#### DATA FOR THIS EXERCISE ####

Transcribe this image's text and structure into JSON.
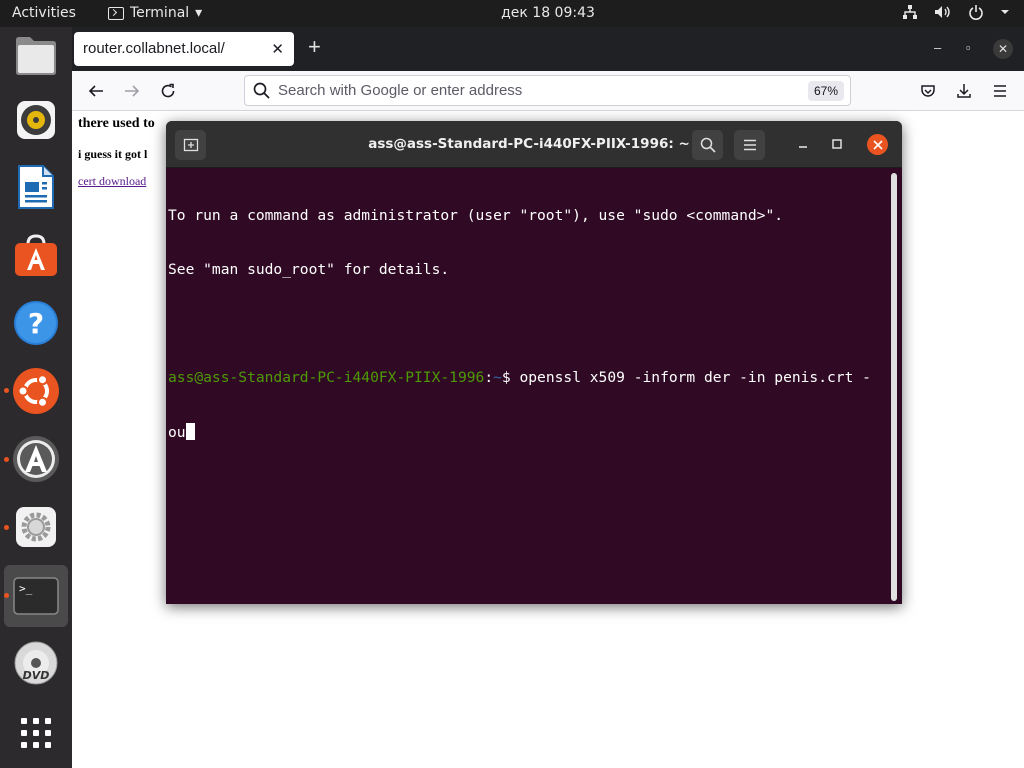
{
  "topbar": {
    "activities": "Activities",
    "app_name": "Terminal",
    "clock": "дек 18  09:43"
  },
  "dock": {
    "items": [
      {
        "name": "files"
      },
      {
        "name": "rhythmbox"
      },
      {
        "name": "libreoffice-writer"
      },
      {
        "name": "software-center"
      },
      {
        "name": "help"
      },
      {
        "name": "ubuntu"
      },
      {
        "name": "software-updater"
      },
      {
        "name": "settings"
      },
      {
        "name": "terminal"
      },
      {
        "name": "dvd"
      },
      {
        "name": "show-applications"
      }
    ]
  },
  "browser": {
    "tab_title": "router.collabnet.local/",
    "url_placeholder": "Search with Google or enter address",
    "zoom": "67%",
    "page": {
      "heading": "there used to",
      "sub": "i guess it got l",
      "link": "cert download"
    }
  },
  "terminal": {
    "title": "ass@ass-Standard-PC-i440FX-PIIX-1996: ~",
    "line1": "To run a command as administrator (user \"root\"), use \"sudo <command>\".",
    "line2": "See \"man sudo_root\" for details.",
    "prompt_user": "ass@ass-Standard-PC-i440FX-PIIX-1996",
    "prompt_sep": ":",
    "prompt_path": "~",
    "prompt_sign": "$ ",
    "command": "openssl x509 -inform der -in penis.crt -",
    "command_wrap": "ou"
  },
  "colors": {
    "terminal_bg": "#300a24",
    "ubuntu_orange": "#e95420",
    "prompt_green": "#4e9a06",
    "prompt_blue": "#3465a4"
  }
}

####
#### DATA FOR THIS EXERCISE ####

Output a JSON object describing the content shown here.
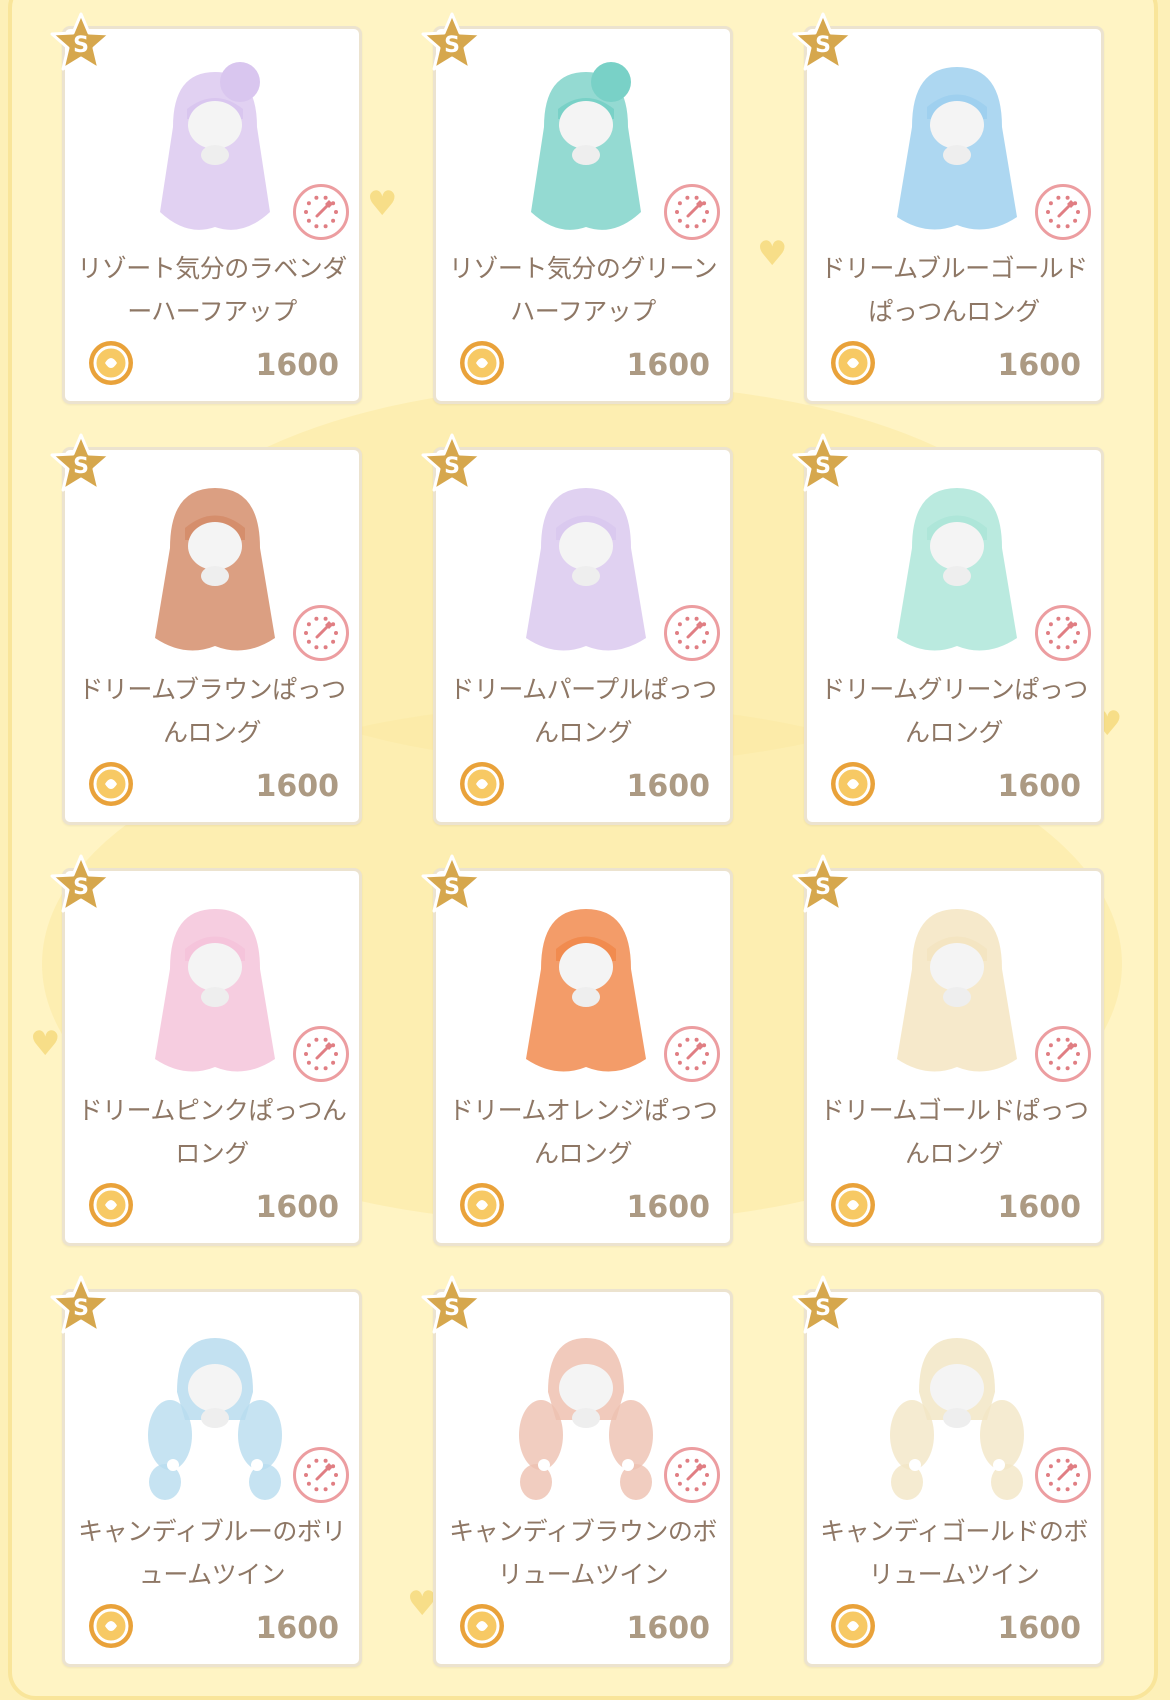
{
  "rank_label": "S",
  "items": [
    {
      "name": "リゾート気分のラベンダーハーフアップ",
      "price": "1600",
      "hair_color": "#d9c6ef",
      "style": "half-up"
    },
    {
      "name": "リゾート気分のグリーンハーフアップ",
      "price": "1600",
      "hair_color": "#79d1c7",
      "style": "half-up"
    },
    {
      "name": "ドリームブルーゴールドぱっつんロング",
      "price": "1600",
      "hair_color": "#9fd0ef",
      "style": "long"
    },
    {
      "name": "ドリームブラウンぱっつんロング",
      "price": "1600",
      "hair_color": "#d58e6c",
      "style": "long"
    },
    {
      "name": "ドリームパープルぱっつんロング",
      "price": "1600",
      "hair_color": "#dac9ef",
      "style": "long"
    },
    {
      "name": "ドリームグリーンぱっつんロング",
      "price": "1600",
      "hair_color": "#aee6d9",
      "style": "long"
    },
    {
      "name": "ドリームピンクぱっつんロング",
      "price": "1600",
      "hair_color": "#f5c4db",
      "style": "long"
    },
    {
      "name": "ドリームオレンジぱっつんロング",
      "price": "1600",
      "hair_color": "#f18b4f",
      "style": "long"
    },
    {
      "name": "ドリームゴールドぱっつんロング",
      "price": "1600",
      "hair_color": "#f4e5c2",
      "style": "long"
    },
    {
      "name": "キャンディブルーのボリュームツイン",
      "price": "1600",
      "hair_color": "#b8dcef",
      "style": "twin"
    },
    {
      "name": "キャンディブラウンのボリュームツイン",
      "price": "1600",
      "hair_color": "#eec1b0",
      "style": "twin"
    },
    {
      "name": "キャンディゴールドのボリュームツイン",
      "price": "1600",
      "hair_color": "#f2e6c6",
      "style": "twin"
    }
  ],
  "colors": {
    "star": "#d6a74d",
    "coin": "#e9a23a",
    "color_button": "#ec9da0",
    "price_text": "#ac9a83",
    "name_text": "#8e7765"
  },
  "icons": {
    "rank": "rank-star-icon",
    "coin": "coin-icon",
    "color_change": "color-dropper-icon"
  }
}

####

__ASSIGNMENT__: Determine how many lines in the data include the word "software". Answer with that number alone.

__RESULT OF THIS EXERCISE__: 2